All Saints’ Day, 2019
I Google-mapped my mom’s childhood home. It wasn’t an easy task because the houses don’t have street addresses demarcating them. But I know what the closest cross streets are. The house is not exactly at the intersection, but close enough so I could locate it by sight.
The façade is wooden. I’m not sure it’s ever been painted. The building looks like it’s lived a long life. I wonder to myself how many stories those walls could tell. They are like arms warmly embracing a history, that of my mother. And mine, too, by extension.
What I first notice in the Google photo still is the little encased garden in front of the house on two sides with what might be aluminum fencing. Funnily enough, it’s like the front yard gardens I remember in abundance on my one trip to Montreal years ago. There, however, they have stylized iron fencing instead of aluminum.
Turns out my relatives, unbeknownst to them, have executed my #curbappealgoals in their own way. We aren’t so different after all, I guess.

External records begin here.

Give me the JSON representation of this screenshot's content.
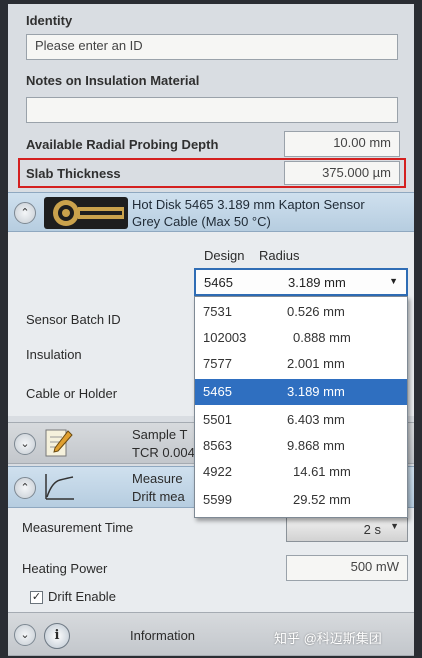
{
  "identity": {
    "label": "Identity",
    "placeholder": "Please enter an ID"
  },
  "notes": {
    "label": "Notes on Insulation Material",
    "value": ""
  },
  "radial_depth": {
    "label": "Available Radial Probing Depth",
    "value": "10.00 mm"
  },
  "slab": {
    "label": "Slab Thickness",
    "value": "375.000 µm"
  },
  "sensor": {
    "title_line1": "Hot Disk 5465   3.189 mm Kapton Sensor",
    "title_line2": "Grey Cable (Max 50 °C)",
    "col_design": "Design",
    "col_radius": "Radius",
    "selected_design": "5465",
    "selected_radius": "3.189 mm",
    "batch_label": "Sensor Batch ID",
    "insulation_label": "Insulation",
    "cable_label": "Cable or Holder",
    "options": [
      {
        "design": "7531",
        "radius": "0.526 mm"
      },
      {
        "design": "102003",
        "radius": "0.888 mm"
      },
      {
        "design": "7577",
        "radius": "2.001 mm"
      },
      {
        "design": "5465",
        "radius": "3.189 mm",
        "selected": true
      },
      {
        "design": "5501",
        "radius": "6.403 mm"
      },
      {
        "design": "8563",
        "radius": "9.868 mm"
      },
      {
        "design": "4922",
        "radius": "14.61 mm"
      },
      {
        "design": "5599",
        "radius": "29.52 mm"
      }
    ]
  },
  "sample": {
    "line1": "Sample T",
    "line2": "TCR 0.004"
  },
  "measure": {
    "line1": "Measure",
    "line2": "Drift mea",
    "time_label": "Measurement Time",
    "time_value": "2 s",
    "power_label": "Heating Power",
    "power_value": "500 mW",
    "drift_label": "Drift Enable",
    "drift_checked": true
  },
  "information": {
    "label": "Information"
  },
  "watermark": "知乎 @科迈斯集团",
  "colors": {
    "highlight": "#d4201f",
    "selection": "#2f6fc0"
  }
}
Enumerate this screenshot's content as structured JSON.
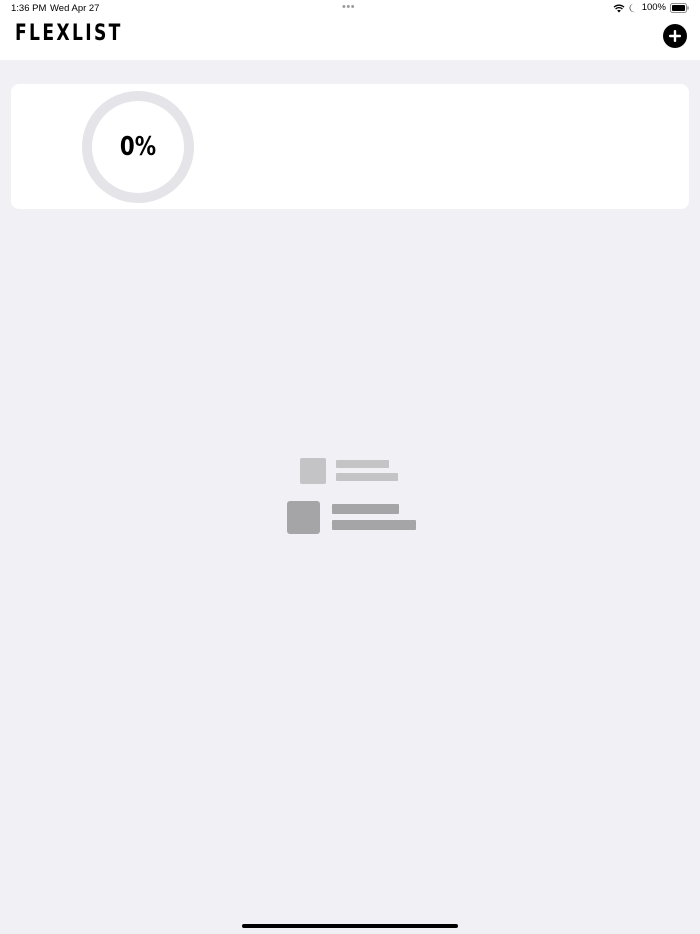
{
  "status_bar": {
    "time": "1:36 PM",
    "date": "Wed Apr 27",
    "multitask_dots": "•••",
    "battery_percent": "100%",
    "icons": [
      "wifi-icon",
      "moon-icon",
      "battery-icon"
    ]
  },
  "header": {
    "app_title": "FLEXLIST",
    "add_icon": "plus-icon"
  },
  "progress": {
    "label": "0%",
    "value": 0
  },
  "empty_state": {
    "icon": "empty-list-icon"
  },
  "colors": {
    "background": "#f0f0f5",
    "card": "#ffffff",
    "ring_track": "#e4e4e9",
    "accent": "#000000"
  }
}
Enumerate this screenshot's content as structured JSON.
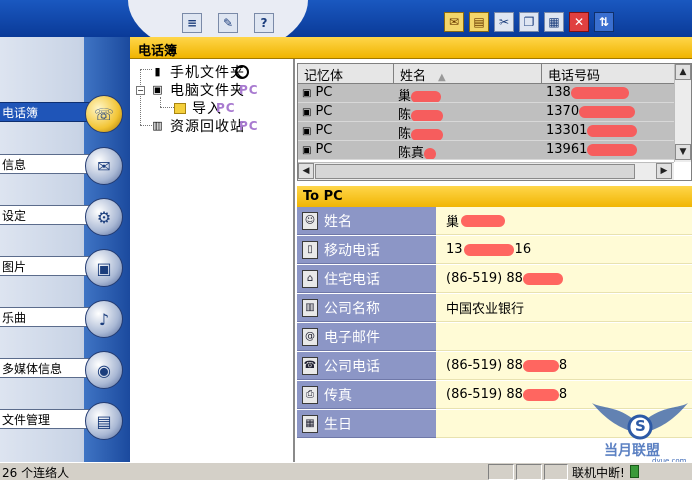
{
  "toolbar": {
    "left_buttons": [
      {
        "name": "document-icon",
        "glyph": "≡"
      },
      {
        "name": "edit-icon",
        "glyph": "✎"
      },
      {
        "name": "help-icon",
        "glyph": "?"
      }
    ],
    "right_buttons": [
      {
        "name": "mail-icon",
        "glyph": "✉"
      },
      {
        "name": "open-folder-icon",
        "glyph": "▤"
      },
      {
        "name": "tools-icon",
        "glyph": "✂"
      },
      {
        "name": "copy-icon",
        "glyph": "❐"
      },
      {
        "name": "paste-icon",
        "glyph": "▦"
      },
      {
        "name": "close-icon",
        "glyph": "✕"
      },
      {
        "name": "sort-icon",
        "glyph": "⇅"
      }
    ]
  },
  "nav": {
    "items": [
      {
        "label": "电话簿",
        "icon": "phone-icon",
        "glyph": "☏",
        "active": true
      },
      {
        "label": "信息",
        "icon": "envelope-icon",
        "glyph": "✉",
        "active": false
      },
      {
        "label": "设定",
        "icon": "settings-icon",
        "glyph": "⚙",
        "active": false
      },
      {
        "label": "图片",
        "icon": "picture-icon",
        "glyph": "▣",
        "active": false
      },
      {
        "label": "乐曲",
        "icon": "music-icon",
        "glyph": "♪",
        "active": false
      },
      {
        "label": "多媒体信息",
        "icon": "balloon-icon",
        "glyph": "◉",
        "active": false
      },
      {
        "label": "文件管理",
        "icon": "file-box-icon",
        "glyph": "▤",
        "active": false
      }
    ]
  },
  "section_title": "电话簿",
  "tree": {
    "phone_folder": "手机文件夹",
    "pc_folder": "电脑文件夹",
    "import_folder": "导入",
    "recycle_bin": "资源回收站",
    "ghost_pc": "PC"
  },
  "list": {
    "columns": [
      "记忆体",
      "姓名",
      "电话号码"
    ],
    "rows": [
      {
        "memory": "PC",
        "name": "巢",
        "phone": "138"
      },
      {
        "memory": "PC",
        "name": "陈",
        "phone": "1370"
      },
      {
        "memory": "PC",
        "name": "陈",
        "phone": "13301"
      },
      {
        "memory": "PC",
        "name": "陈真",
        "phone": "13961"
      }
    ]
  },
  "detail": {
    "title": "To PC",
    "fields": [
      {
        "label": "姓名",
        "value": "巢",
        "icon": "person-icon",
        "glyph": "☺"
      },
      {
        "label": "移动电话",
        "value": "13",
        "value_suffix": "16",
        "icon": "mobile-icon",
        "glyph": "▯"
      },
      {
        "label": "住宅电话",
        "value": "(86-519) 88",
        "icon": "home-phone-icon",
        "glyph": "⌂"
      },
      {
        "label": "公司名称",
        "value": "中国农业银行",
        "icon": "company-icon",
        "glyph": "▥"
      },
      {
        "label": "电子邮件",
        "value": "",
        "icon": "email-icon",
        "glyph": "@"
      },
      {
        "label": "公司电话",
        "value": "(86-519) 88",
        "value_suffix": "8",
        "icon": "office-phone-icon",
        "glyph": "☎"
      },
      {
        "label": "传真",
        "value": "(86-519) 88",
        "value_suffix": "8",
        "icon": "fax-icon",
        "glyph": "⎙"
      },
      {
        "label": "生日",
        "value": "",
        "icon": "birthday-icon",
        "glyph": "▦"
      }
    ]
  },
  "status": {
    "contacts": "26 个连络人",
    "connection": "联机中断!"
  },
  "watermark": {
    "text": "当月联盟",
    "url": "dyue.com",
    "badge": "S"
  },
  "colors": {
    "accent_yellow": "#f0b400",
    "nav_blue": "#1f55b8",
    "label_purple": "#8c96c6",
    "value_cream": "#fffbd6",
    "redaction_red": "#ff4b4b"
  }
}
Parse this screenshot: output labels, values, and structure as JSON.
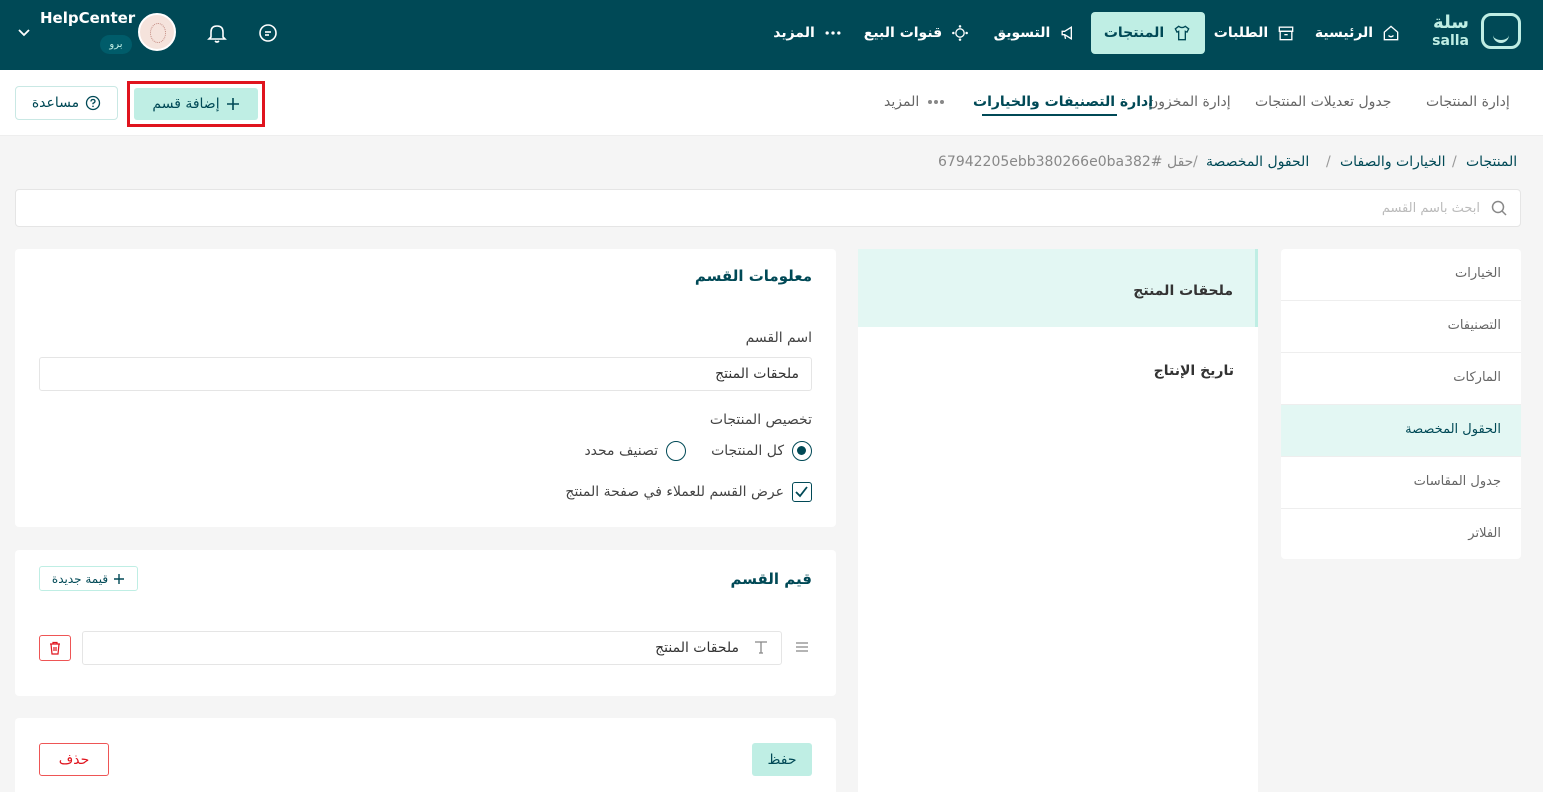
{
  "topbar": {
    "logo_ar": "سلة",
    "logo_en": "salla",
    "nav": [
      {
        "label": "الرئيسية",
        "icon": "home-icon"
      },
      {
        "label": "الطلبات",
        "icon": "archive-icon"
      },
      {
        "label": "المنتجات",
        "icon": "tshirt-icon"
      },
      {
        "label": "التسويق",
        "icon": "megaphone-icon"
      },
      {
        "label": "قنوات البيع",
        "icon": "channels-icon"
      },
      {
        "label": "المزيد",
        "icon": "more-dots-icon"
      }
    ],
    "user": {
      "name": "HelpCenter",
      "plan": "برو"
    }
  },
  "subnav": {
    "tabs": [
      {
        "label": "إدارة المنتجات"
      },
      {
        "label": "جدول تعديلات المنتجات"
      },
      {
        "label": "إدارة المخزون"
      },
      {
        "label": "إدارة التصنيفات والخيارات"
      },
      {
        "label": "المزيد"
      }
    ],
    "add_section_label": "إضافة قسم",
    "help_label": "مساعدة"
  },
  "breadcrumb": {
    "items": [
      "المنتجات",
      "الخيارات والصفات",
      "الحقول المخصصة",
      "حقل #67942205ebb380266e0ba382"
    ],
    "separator": "/"
  },
  "search": {
    "placeholder": "ابحث باسم القسم"
  },
  "categories": [
    "الخيارات",
    "التصنيفات",
    "الماركات",
    "الحقول المخصصة",
    "جدول المقاسات",
    "الفلاتر"
  ],
  "sections": [
    "ملحقات المنتج",
    "تاريخ الإنتاج"
  ],
  "section_info": {
    "title": "معلومات القسم",
    "name_label": "اسم القسم",
    "name_value": "ملحقات المنتج",
    "assign_label": "تخصيص المنتجات",
    "option_all": "كل المنتجات",
    "option_category": "تصنيف محدد",
    "show_label": "عرض القسم للعملاء في صفحة المنتج"
  },
  "section_values": {
    "title": "قيم القسم",
    "new_value_label": "قيمة جديدة",
    "values": [
      "ملحقات المنتج"
    ]
  },
  "actions": {
    "save_label": "حفظ",
    "delete_label": "حذف"
  }
}
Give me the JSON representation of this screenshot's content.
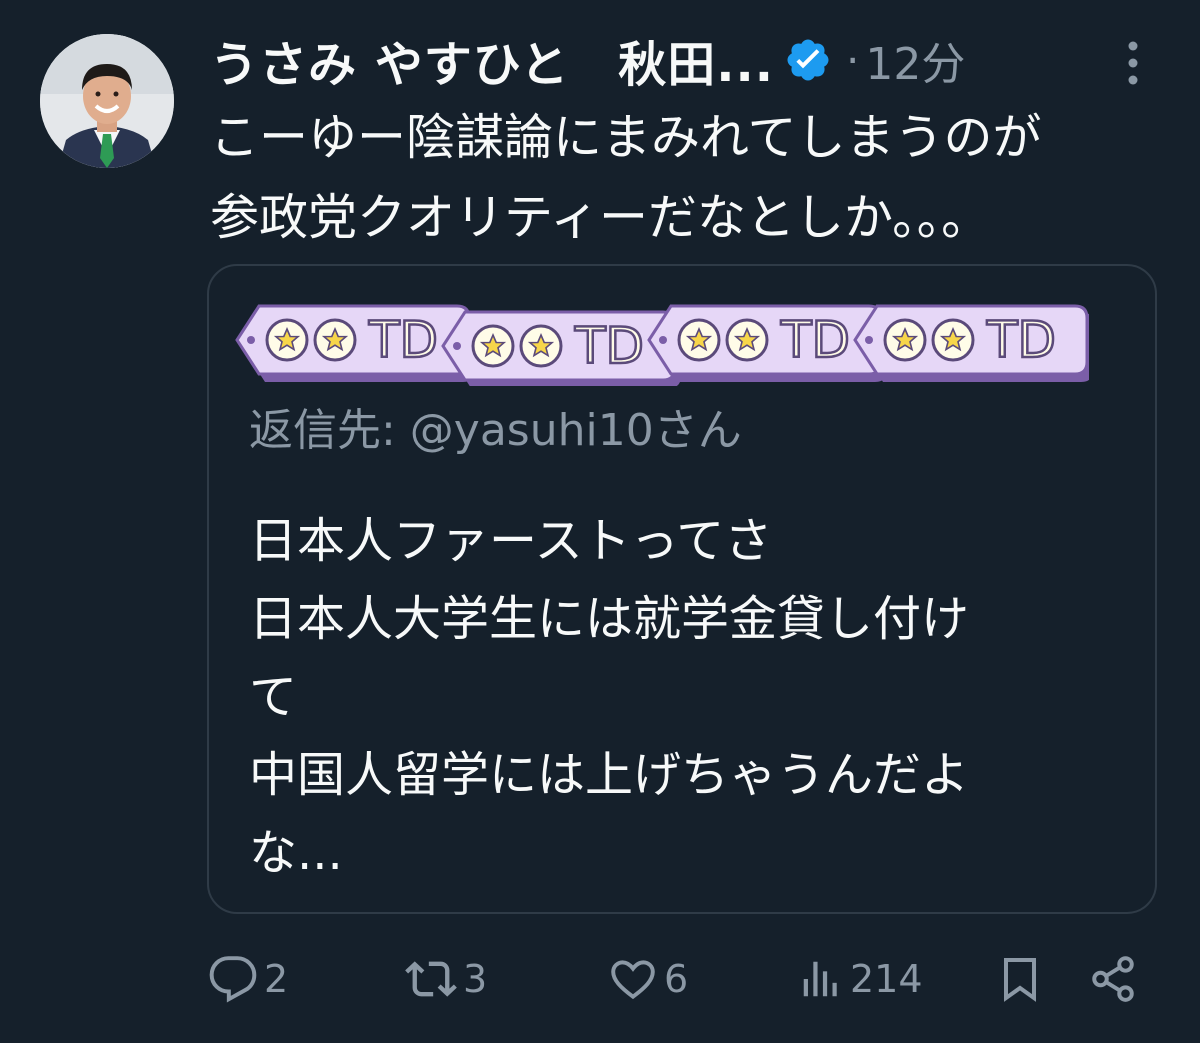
{
  "tweet": {
    "author_name": "うさみ やすひと　秋田...",
    "verified": true,
    "dot": "·",
    "timestamp": "12分",
    "text": "こーゆー陰謀論にまみれてしまうのが\n参政党クオリティーだなとしか。。。"
  },
  "quote": {
    "tag_text": "TD",
    "reply_to": "返信先: @yasuhi10さん",
    "text": "日本人ファーストってさ\n日本人大学生には就学金貸し付け\nて\n中国人留学には上げちゃうんだよ\nな..."
  },
  "actions": {
    "reply_count": "2",
    "retweet_count": "3",
    "like_count": "6",
    "views_count": "214"
  },
  "colors": {
    "background": "#15202b",
    "text_primary": "#f7f9f9",
    "text_secondary": "#8b98a5",
    "verified_blue": "#1d9bf0",
    "tag_purple": "#e6d7f7",
    "tag_border": "#7b5ea8"
  },
  "icons": [
    "verified-badge-icon",
    "more-icon",
    "reply-icon",
    "retweet-icon",
    "like-icon",
    "views-icon",
    "bookmark-icon",
    "share-icon",
    "star-icon"
  ]
}
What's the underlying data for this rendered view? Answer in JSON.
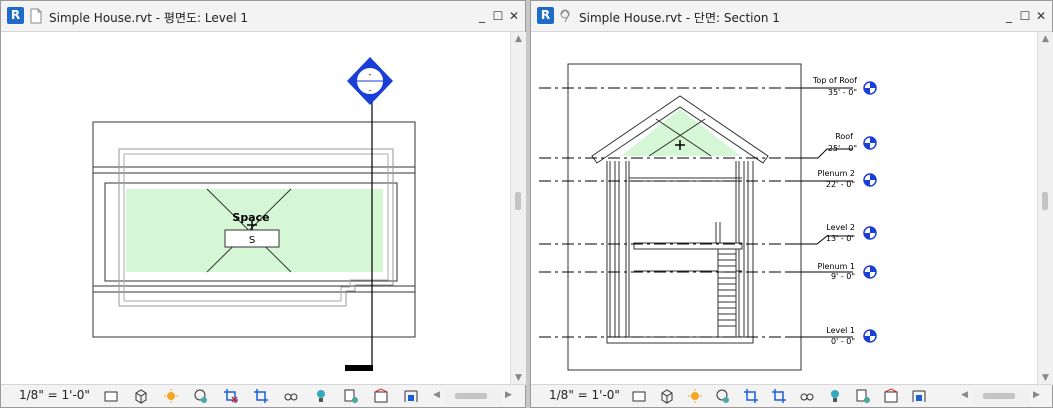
{
  "left_window": {
    "title": "Simple House.rvt - 평면도: Level 1",
    "logo": "R",
    "plan": {
      "room_name": "Space",
      "room_number": "S"
    },
    "scale": "1/8\" = 1'-0\""
  },
  "right_window": {
    "title": "Simple House.rvt - 단면: Section 1",
    "logo": "R",
    "levels": [
      {
        "name": "Top of Roof",
        "elevation": "35' - 0\""
      },
      {
        "name": "Roof",
        "elevation": "25' - 0\""
      },
      {
        "name": "Plenum 2",
        "elevation": "22' - 0\""
      },
      {
        "name": "Level 2",
        "elevation": "13' - 0\""
      },
      {
        "name": "Plenum 1",
        "elevation": "9' - 0\""
      },
      {
        "name": "Level 1",
        "elevation": "0' - 0\""
      }
    ],
    "scale": "1/8\" = 1'-0\""
  },
  "window_controls": {
    "minimize": "_",
    "maximize": "☐",
    "close": "✕"
  },
  "colors": {
    "revit_blue": "#1f6cc8",
    "space_fill": "#d6f7d6",
    "level_marker": "#1a3fd8"
  },
  "status_icons": [
    "detail-level-icon",
    "visual-style-icon",
    "sun-path-icon",
    "shadows-icon",
    "crop-view-icon",
    "show-crop-region-icon",
    "temporary-hide-icon",
    "reveal-hidden-icon",
    "analytical-model-icon",
    "highlight-displacement-icon",
    "reveal-constraints-icon"
  ]
}
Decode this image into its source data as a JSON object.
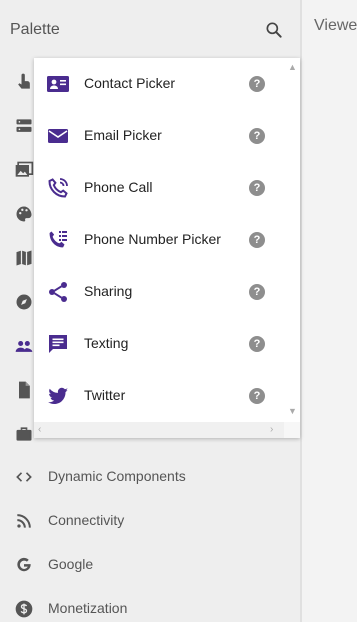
{
  "palette": {
    "title": "Palette",
    "search_icon": "search-icon"
  },
  "viewer": {
    "title": "Viewer"
  },
  "side_icons": [
    "touch-icon",
    "storage-icon",
    "media-icon",
    "palette-icon",
    "map-icon",
    "compass-icon",
    "people-icon",
    "file-icon",
    "briefcase-icon"
  ],
  "popup": {
    "items": [
      {
        "label": "Contact Picker",
        "icon": "contact-card-icon",
        "help": "?"
      },
      {
        "label": "Email Picker",
        "icon": "email-icon",
        "help": "?"
      },
      {
        "label": "Phone Call",
        "icon": "phone-call-icon",
        "help": "?"
      },
      {
        "label": "Phone Number Picker",
        "icon": "dialpad-phone-icon",
        "help": "?"
      },
      {
        "label": "Sharing",
        "icon": "share-icon",
        "help": "?"
      },
      {
        "label": "Texting",
        "icon": "message-icon",
        "help": "?"
      },
      {
        "label": "Twitter",
        "icon": "twitter-bird-icon",
        "help": "?"
      }
    ]
  },
  "categories": [
    {
      "label": "Dynamic Components",
      "icon": "code-brackets-icon"
    },
    {
      "label": "Connectivity",
      "icon": "rss-icon"
    },
    {
      "label": "Google",
      "icon": "google-g-icon"
    },
    {
      "label": "Monetization",
      "icon": "dollar-icon"
    }
  ],
  "colors": {
    "accent": "#4a2c8f",
    "icon_gray": "#555555",
    "help_gray": "#8e8e8e"
  }
}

Their garden on Capistrano Street is lush. I think my mom would have been thrilled that they have tended to a garden in the middle of a heavily commercial district. The juxtaposition is quite striking in person, I’m sure. Street traffic, you can tell by the photo, is congested. If I close my eyes, I can imagine the smell of exhaust fumes and the loud horns of motorists trying to get through the chaos.
My mom was an avid gardener. In fact, for years she worked for the Philippine federal bureau for agriculture soils as a chemist. She was always tweaking fertilizer concoctions like a mad scientist when I was a kid, in the efforts to generate the highest yields of green leaves and flowers. The inside of our house was a bit of an indoor plant jungle.
The first floor of the Capistrano Street house is occupied by a sari-sari store, called “Virsal”, a portmanteau of the surname “Virtudazo” and my Auntie Lily’s maiden name.
When describing what a sari-sari is, to people who don’t know, I liken one to a 7-11 convenience store. An easy spot for one-stop shopping. Nowadays they have even become the go-to prepaid mobile loading station, thanks to the popularity of smartphones. Socially, people go there to gossip about what’s going on in the neighborhood as much as they do to pick up daily household items. These stores are ubiquitous. Walking around the city, you’d come across a sari-sari even more frequently than you would stumble upon a Starbucks in Seattle.
The Virsal store has been there for as long as I can remember. It was there when I visited the Philippines a few times as a child and later, when I was in my early 20s.
That time during university I arranged for a long stay, about three months, during which I was to write an independent study on labor moving from the Philippines to western regions of the world. What happened when Filipinos left their families behind? What happened when they found new homes elsewhere? The study was to be an examination of financial mechanisms of international migration politics.
My research relied on oral histories from family members and sari-sari store regulars, rather than formally sought out case studies. I collected information casually, almost stealth-like. They didn’t know my intentions when I sat them down asking questions of their life. They described hardships and methods of labor movement that skirted the realms of legality. It wasn’t a fair exchange to ask these explanations of them. All I could offer to reciprocate their candidness was my non-judgement and an attempt to understand the complexity of their situation.
After a year of reviewing notes and reflecting on what I had learned, I found that what I could write about was too sensitive, too close to home. It would be a betrayal of confidence were I to use the material for publication. Who was I to tell their stories for them?
Fast forward 2 decades.
My mom passed away not too long after my extended stay in the Philippines. I miss her, as you might imagine. I have one saving grace. She was an accomplished memoirist. When I studied and worked in Europe during her last years, she would write letters and record her voice on cassette tapes. She knew she was dying, you see, and took every opportunity to make sure someone (me) knew her stories, so that I might try to publish them at a later date.
I kept these things in a box, which I have recently found in my dad’s storage.
The situation now repeats. My dad is aging. And the realization of this has me mobilizing my daughterly duties once again. I began with the idea of chronicling my dad’s history for him (I write; he does not), but it quickly occurred to me that I don’t need to do much at all. He can speak for himself.
As so many others can.